Excerpts from a dataset
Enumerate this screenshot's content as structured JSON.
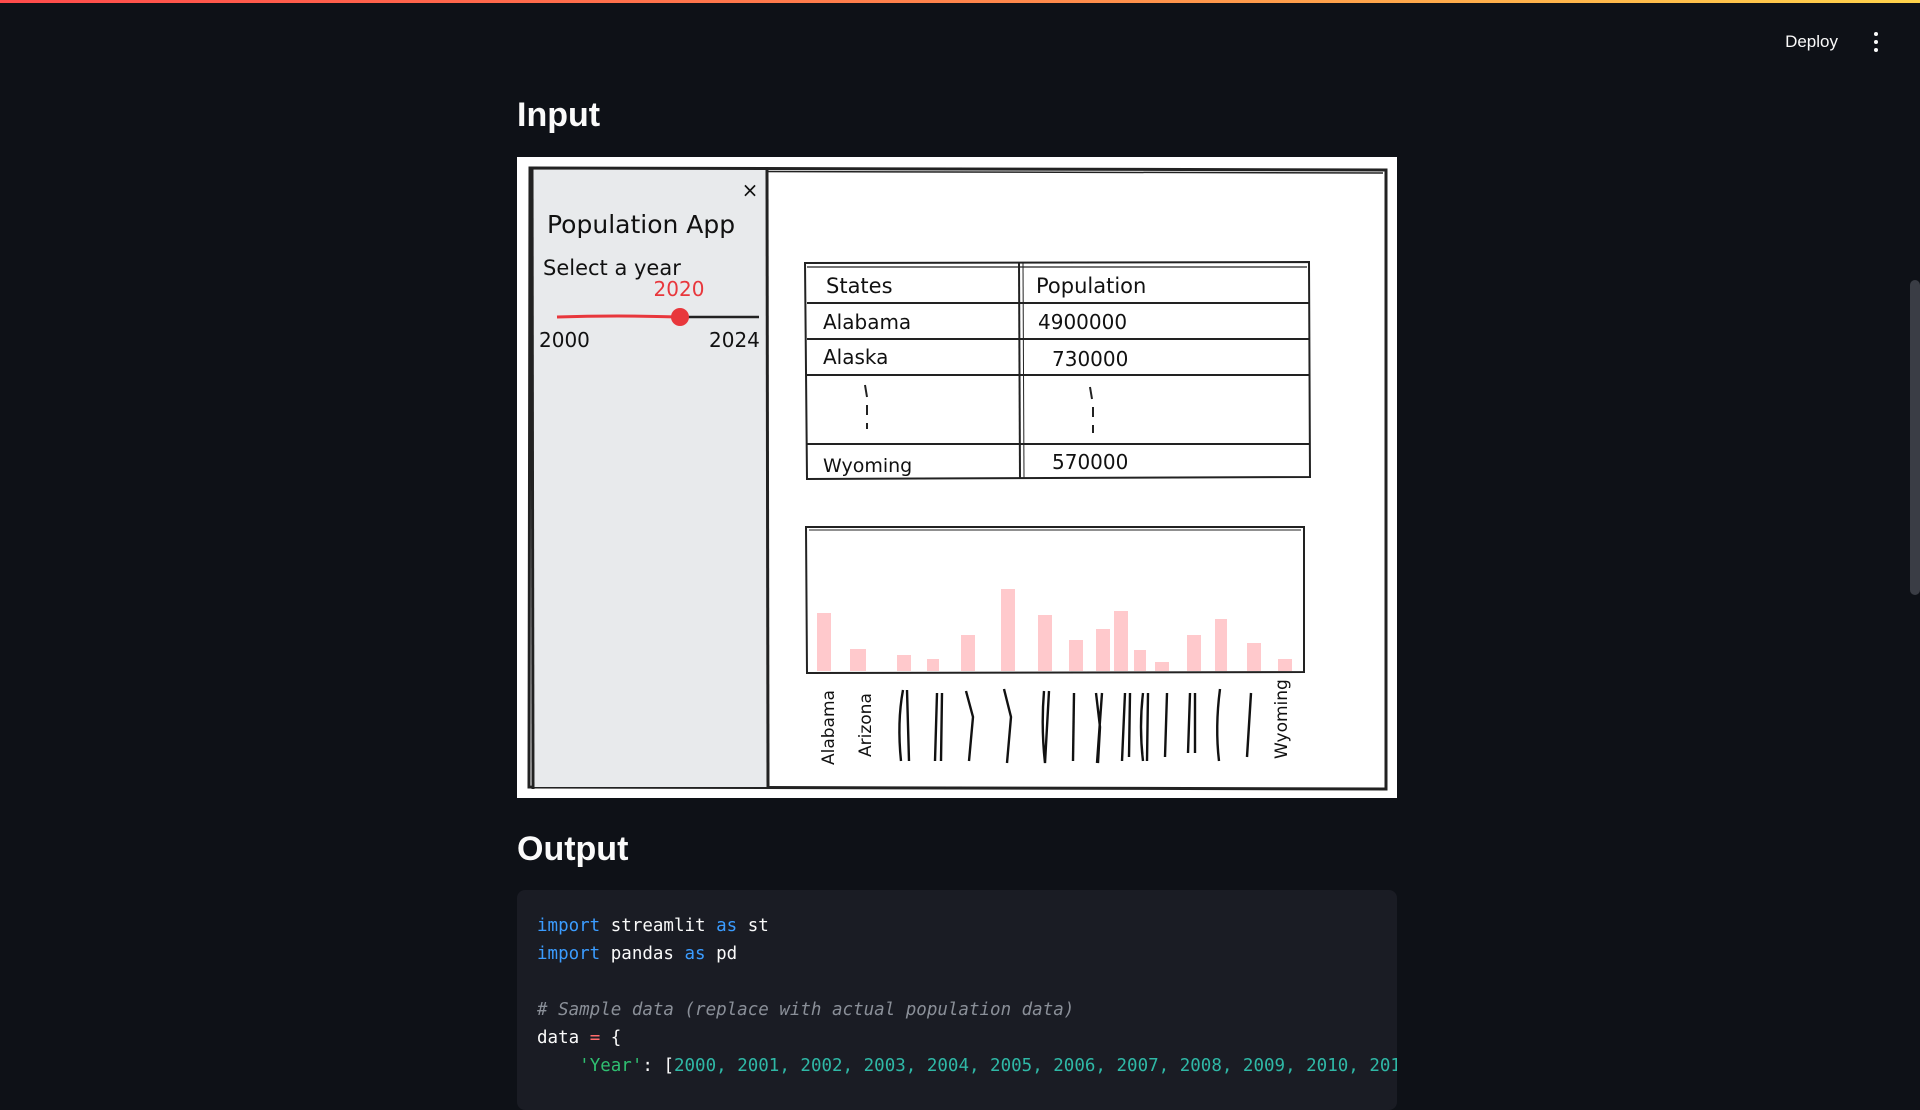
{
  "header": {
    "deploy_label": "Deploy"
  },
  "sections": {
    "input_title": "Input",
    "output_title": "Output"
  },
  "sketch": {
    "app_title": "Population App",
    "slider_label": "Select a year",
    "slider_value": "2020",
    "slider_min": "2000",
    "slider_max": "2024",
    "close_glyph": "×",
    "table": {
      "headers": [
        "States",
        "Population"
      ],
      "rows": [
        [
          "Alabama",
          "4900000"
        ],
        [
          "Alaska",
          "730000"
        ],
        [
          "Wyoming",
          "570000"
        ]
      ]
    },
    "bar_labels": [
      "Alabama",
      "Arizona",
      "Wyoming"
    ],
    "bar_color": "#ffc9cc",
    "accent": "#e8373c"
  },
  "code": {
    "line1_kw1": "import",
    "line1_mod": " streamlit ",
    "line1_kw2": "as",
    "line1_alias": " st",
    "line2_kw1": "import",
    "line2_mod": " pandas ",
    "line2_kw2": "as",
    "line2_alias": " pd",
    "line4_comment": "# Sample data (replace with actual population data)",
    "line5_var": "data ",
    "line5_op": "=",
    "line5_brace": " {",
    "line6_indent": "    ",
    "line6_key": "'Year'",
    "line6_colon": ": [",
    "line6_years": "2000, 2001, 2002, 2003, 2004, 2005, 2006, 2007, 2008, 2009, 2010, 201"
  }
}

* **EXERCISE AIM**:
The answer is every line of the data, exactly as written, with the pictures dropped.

* **ANSWER TO THIS EXERCISE**:
Enumerate this screenshot's content as structured JSON.
{
  "header": {
    "deploy_label": "Deploy"
  },
  "sections": {
    "input_title": "Input",
    "output_title": "Output"
  },
  "sketch": {
    "app_title": "Population App",
    "slider_label": "Select a year",
    "slider_value": "2020",
    "slider_min": "2000",
    "slider_max": "2024",
    "close_glyph": "×",
    "table": {
      "headers": [
        "States",
        "Population"
      ],
      "rows": [
        [
          "Alabama",
          "4900000"
        ],
        [
          "Alaska",
          "730000"
        ],
        [
          "Wyoming",
          "570000"
        ]
      ]
    },
    "bar_labels": [
      "Alabama",
      "Arizona",
      "Wyoming"
    ],
    "bar_color": "#ffc9cc",
    "accent": "#e8373c"
  },
  "code": {
    "line1_kw1": "import",
    "line1_mod": " streamlit ",
    "line1_kw2": "as",
    "line1_alias": " st",
    "line2_kw1": "import",
    "line2_mod": " pandas ",
    "line2_kw2": "as",
    "line2_alias": " pd",
    "line4_comment": "# Sample data (replace with actual population data)",
    "line5_var": "data ",
    "line5_op": "=",
    "line5_brace": " {",
    "line6_indent": "    ",
    "line6_key": "'Year'",
    "line6_colon": ": [",
    "line6_years": "2000, 2001, 2002, 2003, 2004, 2005, 2006, 2007, 2008, 2009, 2010, 201"
  }
}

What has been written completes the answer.